Green Lantern Legacy by Minh Le, illustrated by Angie Tong (series)
Tai’s Vietnamese grandmother gives him her Jade ring. He wears it and discovers that he’s a Green Lantern who must protect the earth from evil like Sinesteo. Not long after, he discovers that the rich guy trying to take over the neighborhood for redevelopment turns out to be a Yellow Lantern working for Sinesteo. Lots of action, intrigue, and humor!
Nathan Hale’s Hazardous Tales: Big Bad Ironclad! by Nathan Hale (series)
Boy readers especially like this series much more than I do with its sarcastic tone and the violence. No doubt, these introduce kids to history and can motivate kids to read so those are good things which might outweigh the violence for some. This particular story takes place during the American Civil War focusing on the ironclad steam warships with the battles, other military aspects of the war, and real people like William Cushing.
The Boy Who Became a Dragon: A Bruce Lee Story by Jim Di Bartolo
From his birth in San Francisco to life in Hong Kong during and after the Japanese occupation and move back to the U.S., you’ll learn that Bruce Lee was a troubled kid but also worked as an actor like his father. He experienced racism for having mixed-race heritage so Bruce left his home in Hong Kong for the U.S. where he’s more settled with several martial artist studios. He falls in love and becomes a movie star.

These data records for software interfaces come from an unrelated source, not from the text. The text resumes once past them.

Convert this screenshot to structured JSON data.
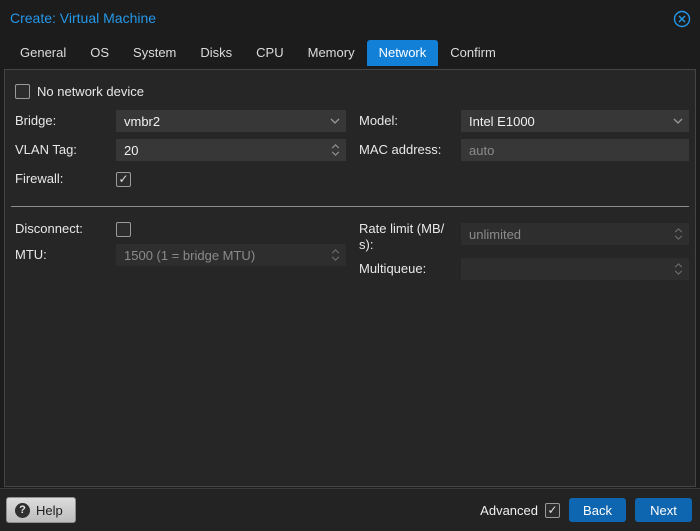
{
  "window": {
    "title": "Create: Virtual Machine"
  },
  "tabs": [
    "General",
    "OS",
    "System",
    "Disks",
    "CPU",
    "Memory",
    "Network",
    "Confirm"
  ],
  "active_tab": "Network",
  "form": {
    "no_network_device": {
      "label": "No network device",
      "checked": false,
      "check_glyph": "✓"
    },
    "bridge": {
      "label": "Bridge:",
      "value": "vmbr2"
    },
    "model": {
      "label": "Model:",
      "value": "Intel E1000"
    },
    "vlan_tag": {
      "label": "VLAN Tag:",
      "value": "20"
    },
    "mac_address": {
      "label": "MAC address:",
      "placeholder": "auto"
    },
    "firewall": {
      "label": "Firewall:",
      "checked": true,
      "check_glyph": "✓"
    },
    "disconnect": {
      "label": "Disconnect:",
      "checked": false,
      "check_glyph": "✓"
    },
    "rate_limit": {
      "label": "Rate limit (MB/\ns):",
      "placeholder": "unlimited",
      "disabled": true
    },
    "mtu": {
      "label": "MTU:",
      "placeholder": "1500 (1 = bridge MTU)",
      "disabled": true
    },
    "multiqueue": {
      "label": "Multiqueue:",
      "value": "",
      "disabled": true
    }
  },
  "footer": {
    "help_label": "Help",
    "help_icon_glyph": "?",
    "advanced_label": "Advanced",
    "advanced_checked": true,
    "check_glyph": "✓",
    "back_label": "Back",
    "next_label": "Next"
  },
  "colors": {
    "title_blue": "#2597e8",
    "active_tab_blue": "#1380d8",
    "button_blue": "#0f66b0",
    "panel_bg": "#262626",
    "field_bg": "#373737",
    "field_disabled_bg": "#2e2e2e",
    "placeholder_text": "#8b8b8b"
  }
}
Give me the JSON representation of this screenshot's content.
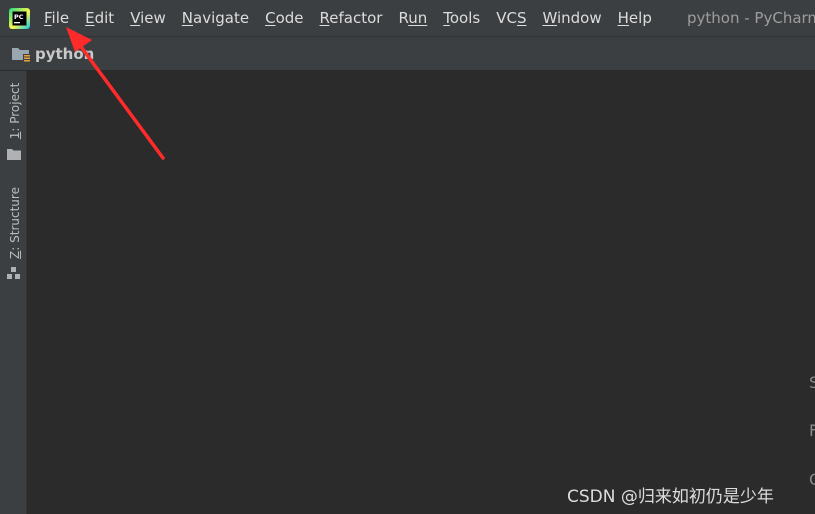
{
  "menubar": {
    "app_icon": "pycharm-logo-icon",
    "items": [
      {
        "mnemonic": "F",
        "rest": "ile"
      },
      {
        "mnemonic": "E",
        "rest": "dit"
      },
      {
        "mnemonic": "V",
        "rest": "iew"
      },
      {
        "mnemonic": "N",
        "rest": "avigate"
      },
      {
        "mnemonic": "C",
        "rest": "ode"
      },
      {
        "mnemonic": "R",
        "rest": "efactor"
      },
      {
        "mnemonic": "R",
        "rest": "un",
        "alt_style": "u-underlined"
      },
      {
        "mnemonic": "T",
        "rest": "ools"
      },
      {
        "pre": "VC",
        "mnemonic": "S",
        "rest": ""
      },
      {
        "mnemonic": "W",
        "rest": "indow"
      },
      {
        "mnemonic": "H",
        "rest": "elp"
      }
    ],
    "window_title": "python - PyCharm"
  },
  "navbar": {
    "icon": "project-folder-icon",
    "label": "python"
  },
  "side_strip": {
    "tabs": [
      {
        "mnemonic": "1",
        "rest": ": Project",
        "icon": "folder-icon"
      },
      {
        "mnemonic": "Z",
        "rest": ": Structure",
        "icon": "structure-icon"
      }
    ]
  },
  "editor": {
    "hints": [
      "S",
      "F",
      "G"
    ]
  },
  "watermark": "CSDN @归来如初仍是少年",
  "annotation": {
    "type": "arrow",
    "color": "#ff2a2a",
    "points_to": "File"
  }
}
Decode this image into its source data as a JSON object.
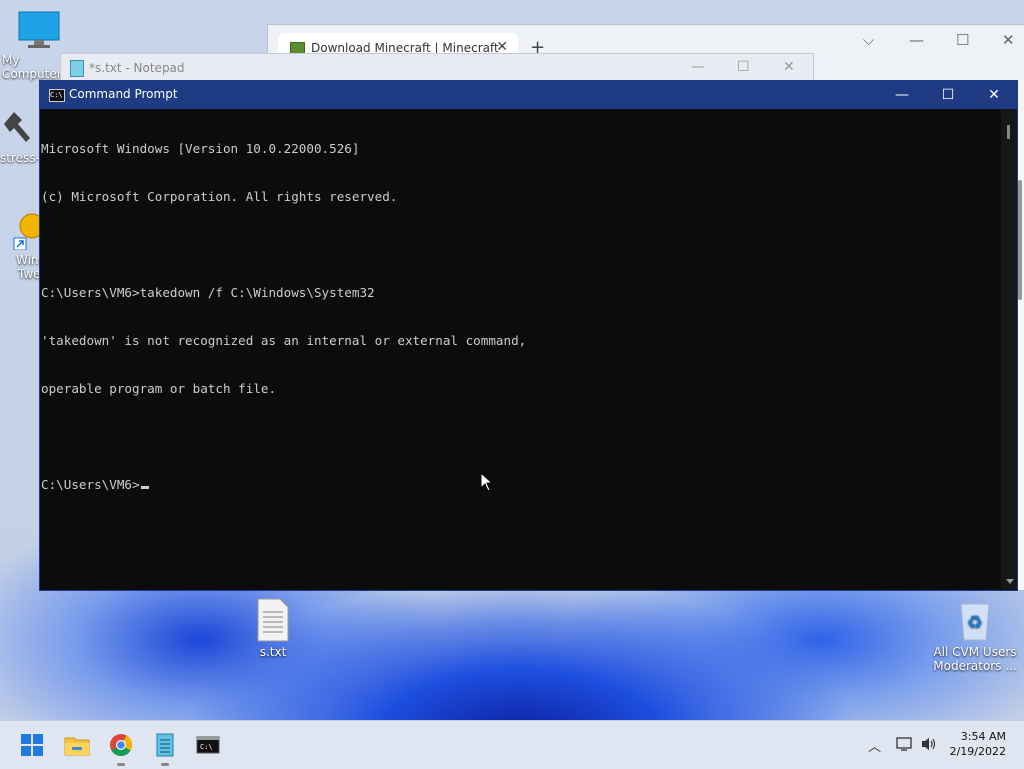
{
  "desktop": {
    "icons": [
      {
        "label": "My Computer"
      },
      {
        "label": "stress-"
      },
      {
        "label": "Win"
      },
      {
        "label": "Twe"
      },
      {
        "label": "s.txt"
      },
      {
        "label": "All CVM Users"
      },
      {
        "label": "Moderators ..."
      }
    ]
  },
  "browser": {
    "tab_title": "Download Minecraft | Minecraft",
    "tab_close": "✕",
    "new_tab": "+",
    "ctl_dropdown": "⌵",
    "ctl_min": "—",
    "ctl_max": "☐",
    "ctl_close": "✕"
  },
  "notepad": {
    "title": "*s.txt - Notepad",
    "ctl_min": "—",
    "ctl_max": "☐",
    "ctl_close": "✕"
  },
  "cmd": {
    "title": "Command Prompt",
    "icon_text": "C:\\",
    "ctl_min": "—",
    "ctl_max": "☐",
    "ctl_close": "✕",
    "lines": [
      "Microsoft Windows [Version 10.0.22000.526]",
      "(c) Microsoft Corporation. All rights reserved.",
      "",
      "C:\\Users\\VM6>takedown /f C:\\Windows\\System32",
      "'takedown' is not recognized as an internal or external command,",
      "operable program or batch file.",
      "",
      "C:\\Users\\VM6>"
    ]
  },
  "taskbar": {
    "clock_time": "3:54 AM",
    "clock_date": "2/19/2022",
    "tray_chevron": "︿"
  },
  "colors": {
    "cmd_titlebar": "#1f3b84",
    "console_bg": "#0c0c0c",
    "console_fg": "#cccccc"
  }
}
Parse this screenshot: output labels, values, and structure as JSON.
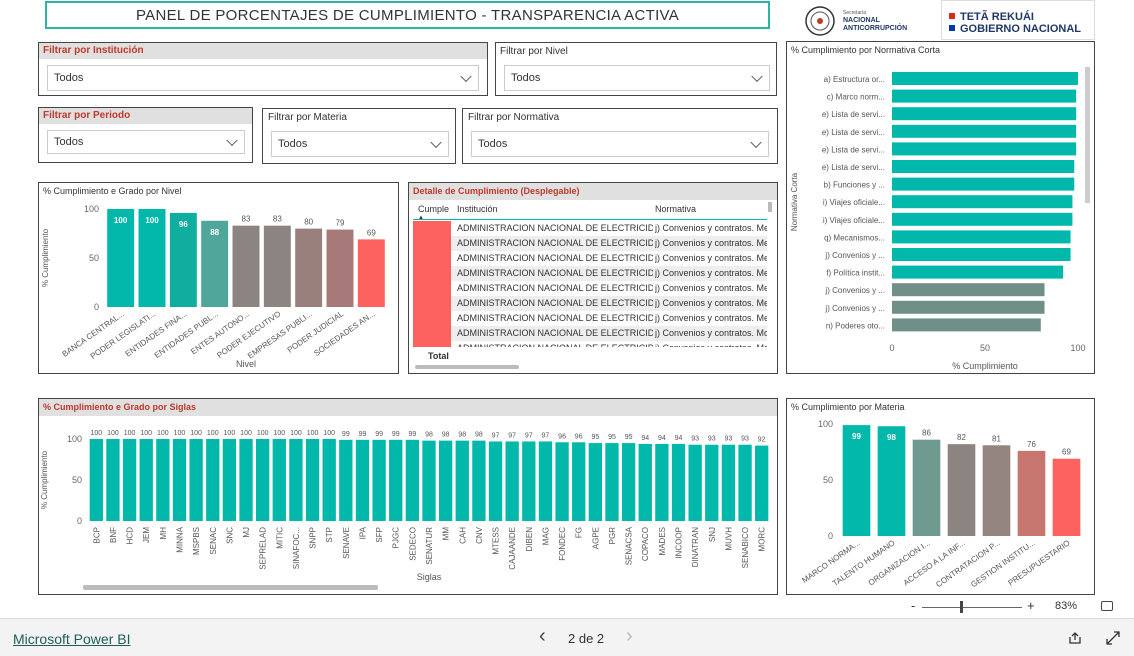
{
  "header": {
    "title": "PANEL DE PORCENTAJES DE CUMPLIMIENTO - TRANSPARENCIA ACTIVA",
    "logo1_small": "Secretaría",
    "logo1_line1": "NACIONAL",
    "logo1_line2": "ANTICORRUPCIÓN",
    "logo2_line1": "TETÃ REKUÁI",
    "logo2_line2": "GOBIERNO NACIONAL"
  },
  "filters": {
    "institucion": {
      "label": "Filtrar por Institución",
      "value": "Todos"
    },
    "nivel": {
      "label": "Filtrar por Nivel",
      "value": "Todos"
    },
    "periodo": {
      "label": "Filtrar por Periodo",
      "value": "Todos"
    },
    "materia": {
      "label": "Filtrar por Materia",
      "value": "Todos"
    },
    "normativa": {
      "label": "Filtrar por Normativa",
      "value": "Todos"
    }
  },
  "colors": {
    "teal": "#01b8aa",
    "teal_dark": "#4fa69a",
    "gray": "#8c8480",
    "rose": "#a77a7a",
    "red": "#fd625e",
    "accent_title": "#c0392b",
    "banner_border": "#2cb5a5"
  },
  "detail_table": {
    "title": "Detalle de Cumplimiento (Desplegable)",
    "columns": [
      "Cumple",
      "Institución",
      "Normativa"
    ],
    "rows": [
      {
        "inst": "ADMINISTRACION NACIONAL DE ELECTRICIDAD",
        "norm": "j) Convenios y contratos. Me"
      },
      {
        "inst": "ADMINISTRACION NACIONAL DE ELECTRICIDAD",
        "norm": "j) Convenios y contratos. Me"
      },
      {
        "inst": "ADMINISTRACION NACIONAL DE ELECTRICIDAD",
        "norm": "j) Convenios y contratos. Me"
      },
      {
        "inst": "ADMINISTRACION NACIONAL DE ELECTRICIDAD",
        "norm": "j) Convenios y contratos. Me"
      },
      {
        "inst": "ADMINISTRACION NACIONAL DE ELECTRICIDAD",
        "norm": "j) Convenios y contratos. Me"
      },
      {
        "inst": "ADMINISTRACION NACIONAL DE ELECTRICIDAD",
        "norm": "j) Convenios y contratos. Me"
      },
      {
        "inst": "ADMINISTRACION NACIONAL DE ELECTRICIDAD",
        "norm": "j) Convenios y contratos. Me"
      },
      {
        "inst": "ADMINISTRACION NACIONAL DE ELECTRICIDAD",
        "norm": "j) Convenios y contratos. Mo"
      },
      {
        "inst": "ADMINISTRACION NACIONAL DE ELECTRICIDAD",
        "norm": "j) Convenios y contratos. Me"
      }
    ],
    "total_label": "Total"
  },
  "footer": {
    "brand": "Microsoft Power BI",
    "page_indicator": "2 de 2",
    "zoom_minus": "-",
    "zoom_plus": "+",
    "zoom_level": "83%",
    "prev_glyph": "‹",
    "next_glyph": "›"
  },
  "chart_data": [
    {
      "id": "nivel",
      "type": "bar",
      "title": "% Cumplimiento e Grado por Nivel",
      "xlabel": "Nivel",
      "ylabel": "% Cumplimiento",
      "ylim": [
        0,
        100
      ],
      "yticks": [
        0,
        50,
        100
      ],
      "categories": [
        "BANCA CENTRAL...",
        "PODER LEGISLATI...",
        "ENTIDADES FINA...",
        "ENTIDADES PUBL...",
        "ENTES AUTONO...",
        "PODER EJECUTIVO",
        "EMPRESAS PUBLI...",
        "PODER JUDICIAL",
        "SOCIEDADES AN..."
      ],
      "values": [
        100,
        100,
        96,
        88,
        83,
        83,
        80,
        79,
        69
      ],
      "colors": [
        "#01b8aa",
        "#01b8aa",
        "#0fae9f",
        "#4fa69a",
        "#8c8480",
        "#8c8480",
        "#9a807d",
        "#a77a7a",
        "#fd625e"
      ],
      "grid": false
    },
    {
      "id": "normativa",
      "type": "bar",
      "orientation": "horizontal",
      "title": "% Cumplimiento por Normativa Corta",
      "xlabel": "% Cumplimiento",
      "ylabel": "Normativa Corta",
      "xlim": [
        0,
        100
      ],
      "xticks": [
        0,
        50,
        100
      ],
      "categories": [
        "a) Estructura or...",
        "c) Marco norm...",
        "e) Lista de servi...",
        "e) Lista de servi...",
        "e) Lista de servi...",
        "e) Lista de servi...",
        "b) Funciones y ...",
        "i) Viajes oficiale...",
        "i) Viajes oficiale...",
        "q) Mecanismos...",
        "j) Convenios y ...",
        "f) Política instit...",
        "j) Convenios y ...",
        "j) Convenios y ...",
        "n) Poderes oto..."
      ],
      "values": [
        100,
        99,
        99,
        99,
        99,
        98,
        98,
        97,
        97,
        96,
        96,
        92,
        82,
        82,
        80
      ],
      "colors": [
        "#01b8aa",
        "#01b8aa",
        "#01b8aa",
        "#01b8aa",
        "#01b8aa",
        "#01b8aa",
        "#01b8aa",
        "#01b8aa",
        "#01b8aa",
        "#01b8aa",
        "#01b8aa",
        "#01b8aa",
        "#6f8f88",
        "#6f8f88",
        "#6f8f88"
      ],
      "grid": false
    },
    {
      "id": "siglas",
      "type": "bar",
      "title": "% Cumplimiento e Grado por Siglas",
      "xlabel": "Siglas",
      "ylabel": "% Cumplimiento",
      "ylim": [
        0,
        100
      ],
      "yticks": [
        0,
        50,
        100
      ],
      "categories": [
        "BCP",
        "BNF",
        "HCD",
        "JEM",
        "MH",
        "MINNA",
        "MSPBS",
        "SENAC",
        "SNC",
        "MJ",
        "SEPRELAD",
        "MITIC",
        "SINAFOC...",
        "SNPP",
        "STP",
        "SENAVE",
        "IPA",
        "SFP",
        "PJGC",
        "SEDECO",
        "SENATUR",
        "MM",
        "CAH",
        "CNV",
        "MTESS",
        "CAJAANDE",
        "DIBEN",
        "MAG",
        "FONDEC",
        "FG",
        "AGPE",
        "PGR",
        "SENACSA",
        "COPACO",
        "MADES",
        "INCOOP",
        "DINATRAN",
        "SNJ",
        "MUVH",
        "SENABICO",
        "MORC"
      ],
      "values": [
        100,
        100,
        100,
        100,
        100,
        100,
        100,
        100,
        100,
        100,
        100,
        100,
        100,
        100,
        100,
        99,
        99,
        99,
        99,
        99,
        98,
        98,
        98,
        98,
        97,
        97,
        97,
        97,
        96,
        96,
        95,
        95,
        95,
        94,
        94,
        94,
        93,
        93,
        93,
        93,
        92
      ],
      "color": "#01b8aa",
      "grid": false
    },
    {
      "id": "materia",
      "type": "bar",
      "title": "% Cumplimiento por Materia",
      "ylim": [
        0,
        100
      ],
      "yticks": [
        0,
        50,
        100
      ],
      "categories": [
        "MARCO NORMA...",
        "TALENTO HUMANO",
        "ORGANIZACION I...",
        "ACCESO A LA INF...",
        "CONTRATACION P...",
        "GESTION INSTITU...",
        "PRESUPUESTARIO"
      ],
      "values": [
        99,
        98,
        86,
        82,
        81,
        76,
        69
      ],
      "colors": [
        "#01b8aa",
        "#01b8aa",
        "#6f9a90",
        "#8c8480",
        "#958580",
        "#c7766f",
        "#fd625e"
      ],
      "grid": false
    }
  ]
}
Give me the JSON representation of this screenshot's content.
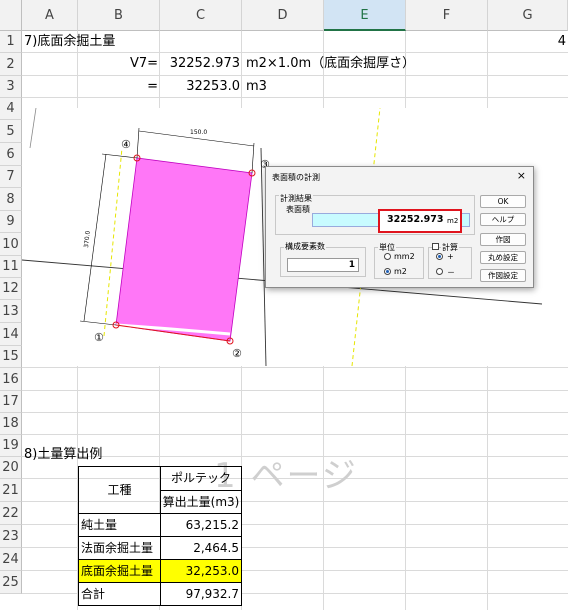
{
  "columns": [
    "A",
    "B",
    "C",
    "D",
    "E",
    "F",
    "G"
  ],
  "rows": [
    "1",
    "2",
    "3",
    "4",
    "5",
    "6",
    "7",
    "8",
    "9",
    "10",
    "11",
    "12",
    "13",
    "14",
    "15",
    "16",
    "17",
    "18",
    "19",
    "20",
    "21",
    "22",
    "23",
    "24",
    "25"
  ],
  "cells": {
    "a1": "7)底面余掘土量",
    "g1": "4",
    "b2": "V7=",
    "c2": "32252.973",
    "d2": "m2×1.0m（底面余掘厚さ）",
    "b3": "=",
    "c3": "32253.0",
    "d3": "m3",
    "a19": "8)土量算出例"
  },
  "watermark": "1 ページ",
  "drawing": {
    "labels": [
      "①",
      "②",
      "③",
      "④"
    ],
    "dim_top": "150.0",
    "dim_left": "370.0"
  },
  "table": {
    "header_left": "工種",
    "header_top": "ポルテック",
    "header_sub": "算出土量(m3)",
    "rows": [
      {
        "name": "純土量",
        "value": "63,215.2"
      },
      {
        "name": "法面余掘土量",
        "value": "2,464.5"
      },
      {
        "name": "底面余掘土量",
        "value": "32,253.0"
      },
      {
        "name": "合計",
        "value": "97,932.7"
      }
    ]
  },
  "dialog": {
    "title": "表面積の計測",
    "close": "×",
    "group_result": "計測結果",
    "surface_label": "表面積",
    "value": "32252.973",
    "unit": "m2",
    "group_count": "構成要素数",
    "count": "1",
    "group_unit": "単位",
    "unit_opt1": "mm2",
    "unit_opt2": "m2",
    "calc_label": "計算",
    "plus": "+",
    "minus": "－",
    "buttons": {
      "ok": "OK",
      "help": "ヘルプ",
      "draw": "作図",
      "round": "丸め設定",
      "draw_settings": "作図設定"
    }
  },
  "colors": {
    "highlight": "#ffff00",
    "shape_fill": "#ff77f7",
    "selected_col": "#217346",
    "result_box": "#c8fbff",
    "red_frame": "#e0141e"
  }
}
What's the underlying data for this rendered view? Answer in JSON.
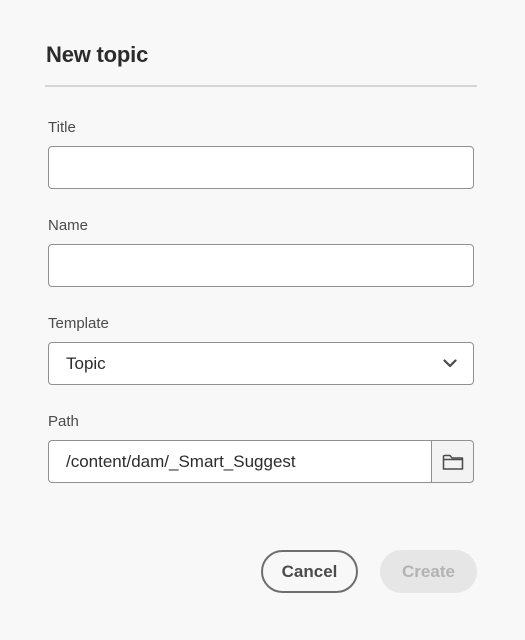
{
  "dialog": {
    "title": "New topic"
  },
  "fields": {
    "title": {
      "label": "Title",
      "value": "",
      "placeholder": ""
    },
    "name": {
      "label": "Name",
      "value": "",
      "placeholder": ""
    },
    "template": {
      "label": "Template",
      "selected": "Topic",
      "icon": "chevron-down-icon"
    },
    "path": {
      "label": "Path",
      "value": "/content/dam/_Smart_Suggest",
      "browse_icon": "folder-icon"
    }
  },
  "buttons": {
    "cancel_label": "Cancel",
    "create_label": "Create",
    "create_disabled": true
  },
  "colors": {
    "background": "#f8f8f8",
    "input_border": "#909090",
    "text": "#2c2c2c",
    "disabled_button_bg": "#e6e6e6",
    "disabled_button_text": "#b3b3b3"
  }
}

The Drawing Lesson: A Graphic Novel That Teaches You How to Draw by Mark Crilley
A boy named David asks a young woman named Becky to give him drawing lessons. She reluctantly agrees and she continues (reluctantly) to give him lessons on shadowing, loose sketching, negative space, proportions, and more. The Drawing Lesson is a marvelous graphic novel that both entertains and teaches.
Escape at 1,000 Feet by Tom Sullivan
This nonfiction graphic novel story with comic panels, documents, photos, and sidebars with facts recounts D.B. Cooper’s infamous plane hijacking from 1971–-a feat in which he escaped with $200,000 dollars and mysteriously dropped off the face of the earth.
Big Hero 6 #1: The Series by Hong Gyun An (series)
Hiro’s new life as both a college student and superhero with his friends Baymax, Go Go, Wasabi, Honey Lemon, and Fred is complicated. As superheroes, they’re trying to defeat a mother/daughter villain team called High Voltage. But at school, Hiro is assigned a mentor who hates him named Karmi, a student who was previously the youngest there until Hiro. And his schoolwork challenges seem overwhelming. Hiro learns from Baymax how his older brother also failed but continued to persevere. Adventurous and fun to read!